Data in this exercise:
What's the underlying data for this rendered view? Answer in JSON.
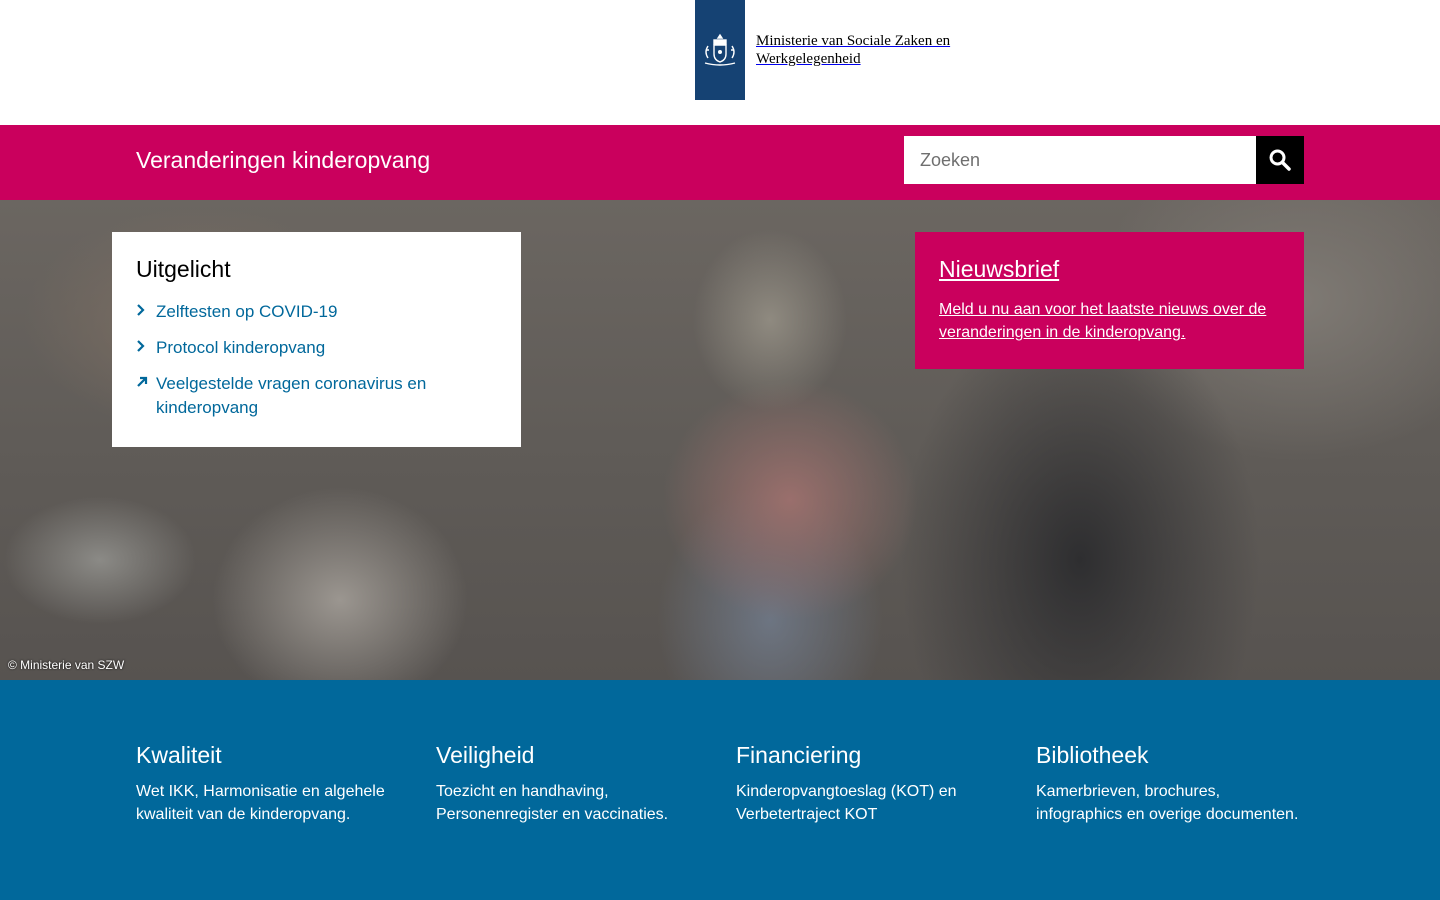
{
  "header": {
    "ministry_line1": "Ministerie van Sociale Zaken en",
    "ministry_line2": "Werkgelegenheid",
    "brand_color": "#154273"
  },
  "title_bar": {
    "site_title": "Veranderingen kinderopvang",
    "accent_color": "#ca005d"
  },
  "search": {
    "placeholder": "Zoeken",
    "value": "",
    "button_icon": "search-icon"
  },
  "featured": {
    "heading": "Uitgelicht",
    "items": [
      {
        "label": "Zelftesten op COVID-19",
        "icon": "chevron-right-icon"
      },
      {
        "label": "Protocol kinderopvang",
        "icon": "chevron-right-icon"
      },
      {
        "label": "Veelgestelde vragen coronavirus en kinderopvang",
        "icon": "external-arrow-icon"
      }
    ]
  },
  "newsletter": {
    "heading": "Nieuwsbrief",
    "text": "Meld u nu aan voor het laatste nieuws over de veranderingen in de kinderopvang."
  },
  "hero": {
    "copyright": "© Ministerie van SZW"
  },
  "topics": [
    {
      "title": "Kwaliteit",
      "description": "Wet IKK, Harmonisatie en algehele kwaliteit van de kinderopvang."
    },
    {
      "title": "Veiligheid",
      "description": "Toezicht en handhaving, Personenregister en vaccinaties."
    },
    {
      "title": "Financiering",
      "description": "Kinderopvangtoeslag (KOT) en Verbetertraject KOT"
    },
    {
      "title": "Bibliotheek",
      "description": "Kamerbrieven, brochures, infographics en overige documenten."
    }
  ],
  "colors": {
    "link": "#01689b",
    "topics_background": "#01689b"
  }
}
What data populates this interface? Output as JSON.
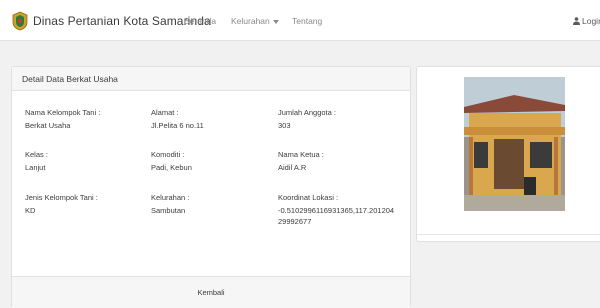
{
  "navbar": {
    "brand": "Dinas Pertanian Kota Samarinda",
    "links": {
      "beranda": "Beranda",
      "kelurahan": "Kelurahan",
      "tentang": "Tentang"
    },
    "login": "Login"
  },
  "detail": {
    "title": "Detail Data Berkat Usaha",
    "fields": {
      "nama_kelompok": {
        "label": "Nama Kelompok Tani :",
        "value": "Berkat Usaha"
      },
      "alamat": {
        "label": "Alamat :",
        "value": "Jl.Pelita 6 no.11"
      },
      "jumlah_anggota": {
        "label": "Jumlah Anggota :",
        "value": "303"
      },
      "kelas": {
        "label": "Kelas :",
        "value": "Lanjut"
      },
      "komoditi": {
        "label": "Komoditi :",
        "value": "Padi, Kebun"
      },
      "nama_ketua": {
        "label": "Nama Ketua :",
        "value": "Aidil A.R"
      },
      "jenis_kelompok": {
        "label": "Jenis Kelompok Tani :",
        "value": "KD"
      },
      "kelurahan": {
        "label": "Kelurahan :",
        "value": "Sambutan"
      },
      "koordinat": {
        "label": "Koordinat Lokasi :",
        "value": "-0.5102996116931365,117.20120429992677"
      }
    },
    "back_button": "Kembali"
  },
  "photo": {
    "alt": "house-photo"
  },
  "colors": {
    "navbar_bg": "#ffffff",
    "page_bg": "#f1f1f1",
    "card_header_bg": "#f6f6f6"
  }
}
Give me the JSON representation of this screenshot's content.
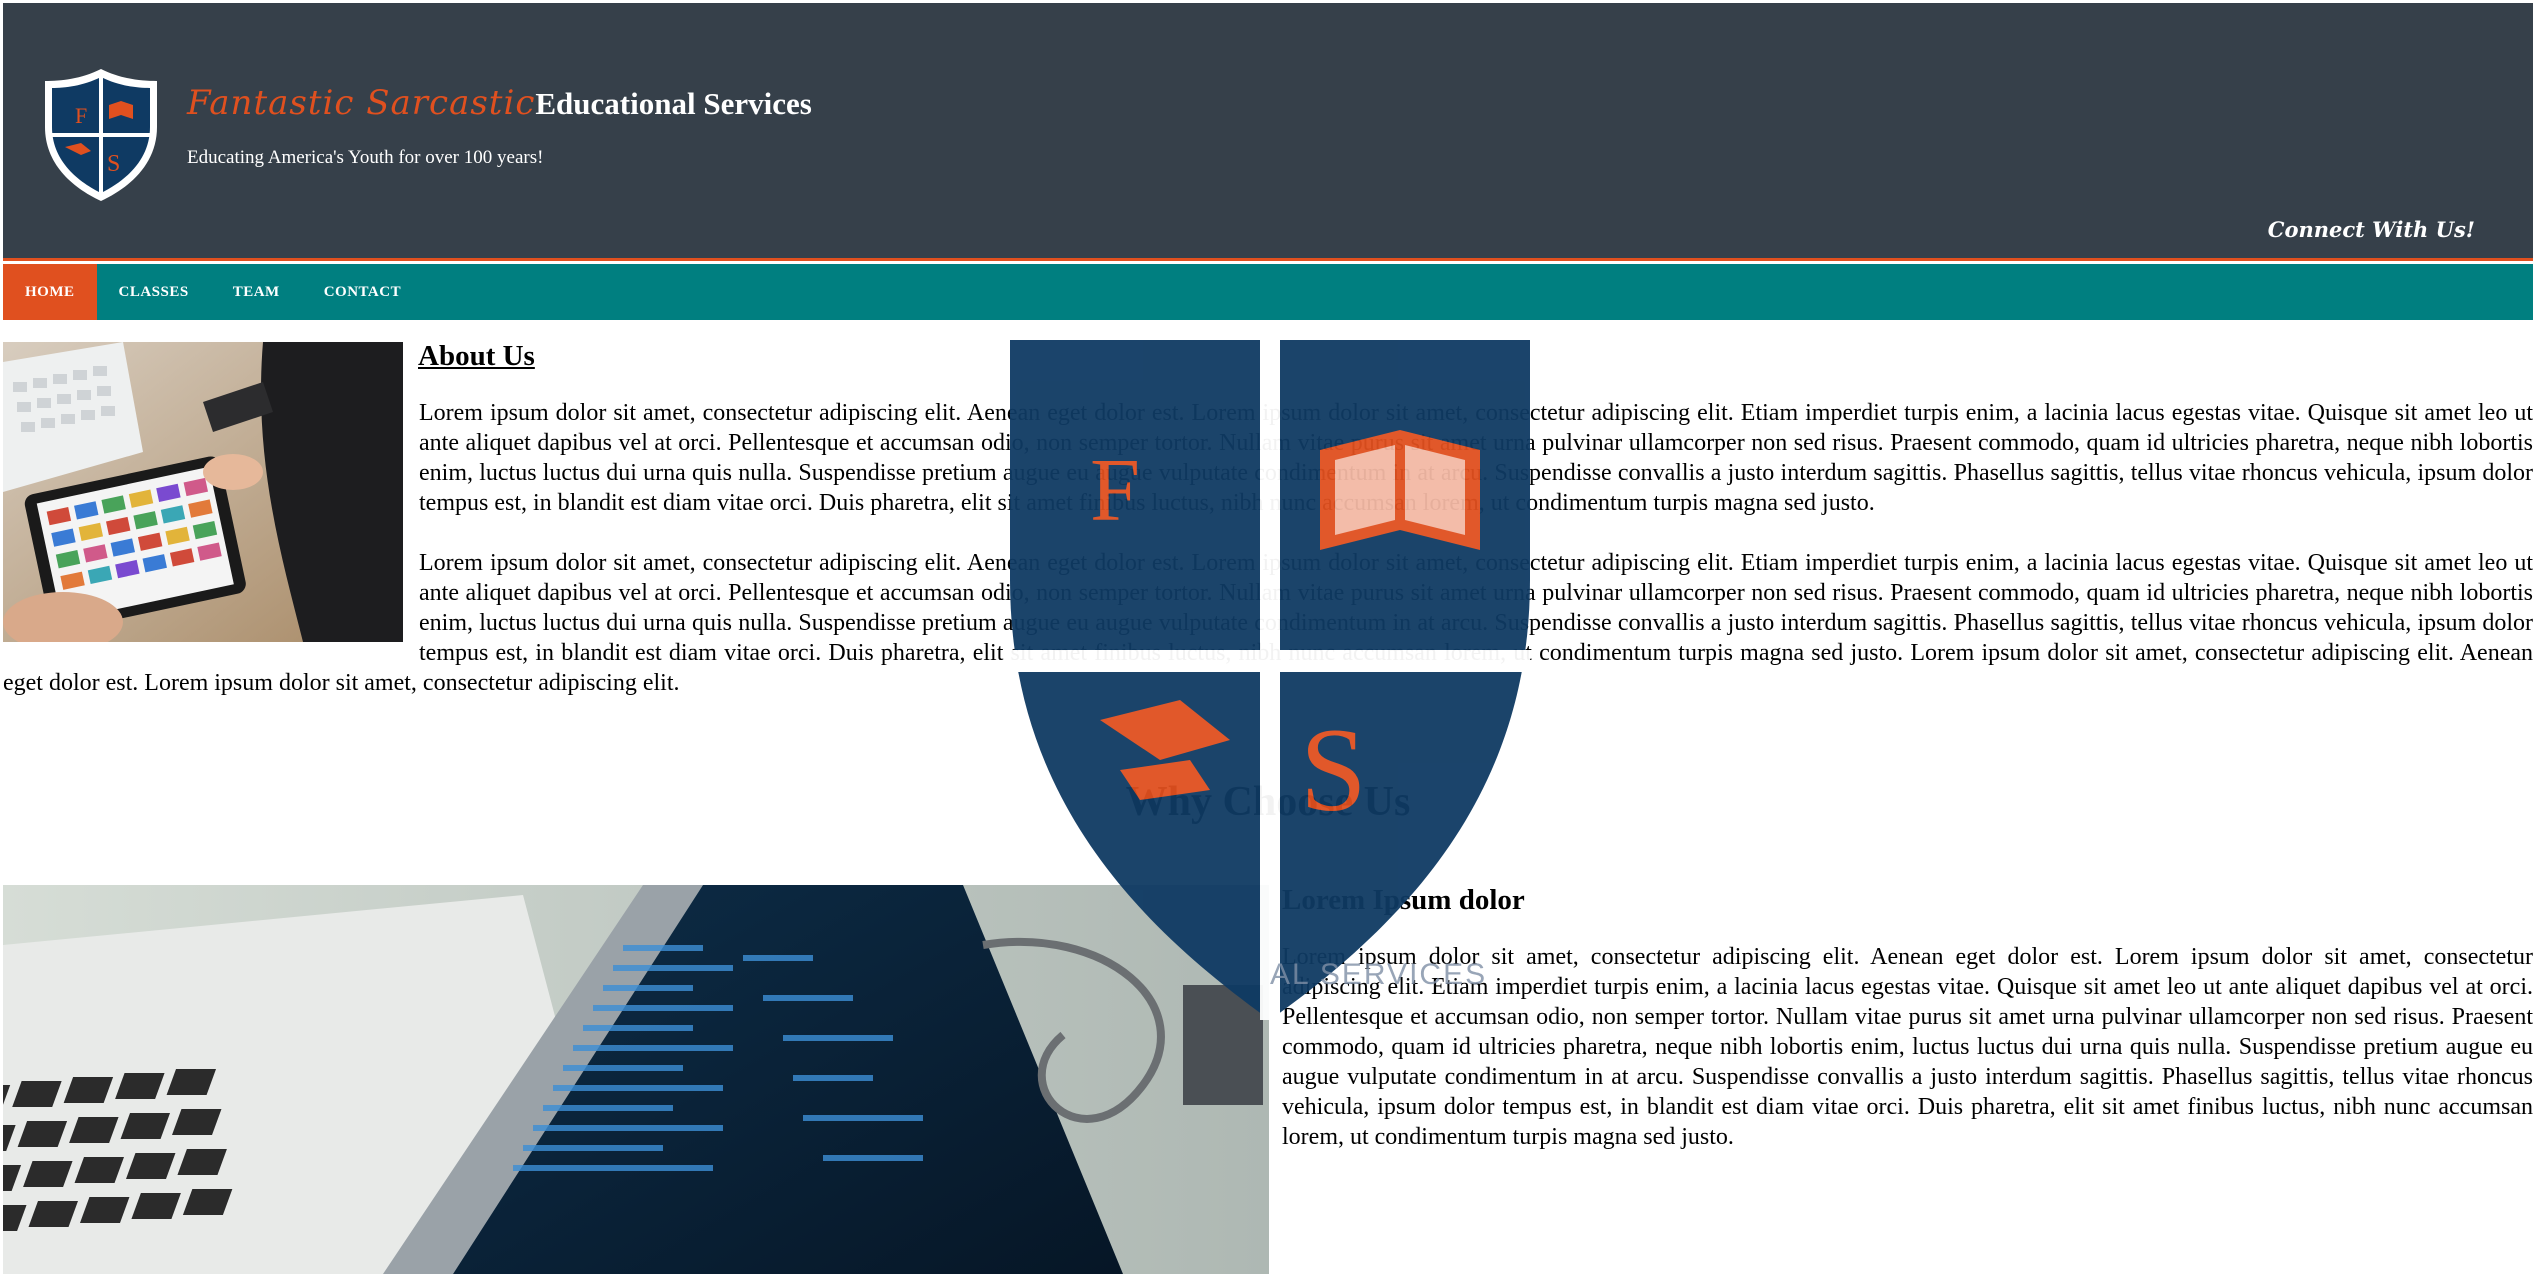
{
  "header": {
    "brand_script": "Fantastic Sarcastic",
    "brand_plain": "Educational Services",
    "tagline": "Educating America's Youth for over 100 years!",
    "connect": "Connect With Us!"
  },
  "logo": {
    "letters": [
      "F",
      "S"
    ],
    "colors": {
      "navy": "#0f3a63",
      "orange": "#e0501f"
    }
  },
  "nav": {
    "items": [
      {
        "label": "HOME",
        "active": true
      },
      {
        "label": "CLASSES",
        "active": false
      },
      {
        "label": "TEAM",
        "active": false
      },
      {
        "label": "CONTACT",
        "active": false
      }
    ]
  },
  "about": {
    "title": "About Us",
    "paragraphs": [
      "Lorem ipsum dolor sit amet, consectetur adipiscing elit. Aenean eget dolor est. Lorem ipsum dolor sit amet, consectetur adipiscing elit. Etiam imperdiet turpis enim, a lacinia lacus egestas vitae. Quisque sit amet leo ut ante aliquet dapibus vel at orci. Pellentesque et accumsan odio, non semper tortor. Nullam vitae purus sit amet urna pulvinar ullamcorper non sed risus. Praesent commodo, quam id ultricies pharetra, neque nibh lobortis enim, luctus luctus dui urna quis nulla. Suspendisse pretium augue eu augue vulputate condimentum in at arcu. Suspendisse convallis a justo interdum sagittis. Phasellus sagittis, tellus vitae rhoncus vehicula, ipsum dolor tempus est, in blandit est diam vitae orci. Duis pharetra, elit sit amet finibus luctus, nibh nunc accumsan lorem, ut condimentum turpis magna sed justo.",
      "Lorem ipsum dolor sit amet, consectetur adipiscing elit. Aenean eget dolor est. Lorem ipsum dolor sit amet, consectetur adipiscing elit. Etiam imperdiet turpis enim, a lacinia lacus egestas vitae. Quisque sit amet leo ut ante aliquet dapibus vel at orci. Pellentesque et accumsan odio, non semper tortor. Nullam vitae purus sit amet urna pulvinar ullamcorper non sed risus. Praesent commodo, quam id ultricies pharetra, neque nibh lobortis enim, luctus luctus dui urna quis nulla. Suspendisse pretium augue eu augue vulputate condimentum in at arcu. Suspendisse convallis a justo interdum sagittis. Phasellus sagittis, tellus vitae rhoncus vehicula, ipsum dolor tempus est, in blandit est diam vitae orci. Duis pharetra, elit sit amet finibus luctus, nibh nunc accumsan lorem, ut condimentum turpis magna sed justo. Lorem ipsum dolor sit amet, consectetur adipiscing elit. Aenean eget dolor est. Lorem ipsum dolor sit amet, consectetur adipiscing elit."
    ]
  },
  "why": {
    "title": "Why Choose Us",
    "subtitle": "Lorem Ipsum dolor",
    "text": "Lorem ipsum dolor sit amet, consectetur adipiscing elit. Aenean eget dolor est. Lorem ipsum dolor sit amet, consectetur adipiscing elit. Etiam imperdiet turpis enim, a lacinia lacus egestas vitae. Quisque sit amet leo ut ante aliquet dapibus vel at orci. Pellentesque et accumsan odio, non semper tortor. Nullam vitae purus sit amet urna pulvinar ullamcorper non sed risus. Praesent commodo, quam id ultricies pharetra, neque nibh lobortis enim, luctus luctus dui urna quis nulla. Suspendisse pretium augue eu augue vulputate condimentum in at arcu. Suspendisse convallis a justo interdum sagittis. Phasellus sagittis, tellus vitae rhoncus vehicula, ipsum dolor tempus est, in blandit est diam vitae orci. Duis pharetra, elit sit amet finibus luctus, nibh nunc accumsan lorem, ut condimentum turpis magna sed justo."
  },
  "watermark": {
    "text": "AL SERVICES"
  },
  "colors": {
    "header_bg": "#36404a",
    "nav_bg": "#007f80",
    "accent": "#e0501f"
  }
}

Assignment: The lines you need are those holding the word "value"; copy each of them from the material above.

Output of the exercise:
    "value": "",
        "value": "Berkat Usaha"
        "value": "Jl.Pelita 6 no.11"
        "value": "303"
        "value": "Lanjut"
        "value": "Padi, Kebun"
        "value": "Aidil A.R"
        "value": "KD"
        "value": "Sambutan"
        "value": "-0.5102996116931365,117.20120429992677"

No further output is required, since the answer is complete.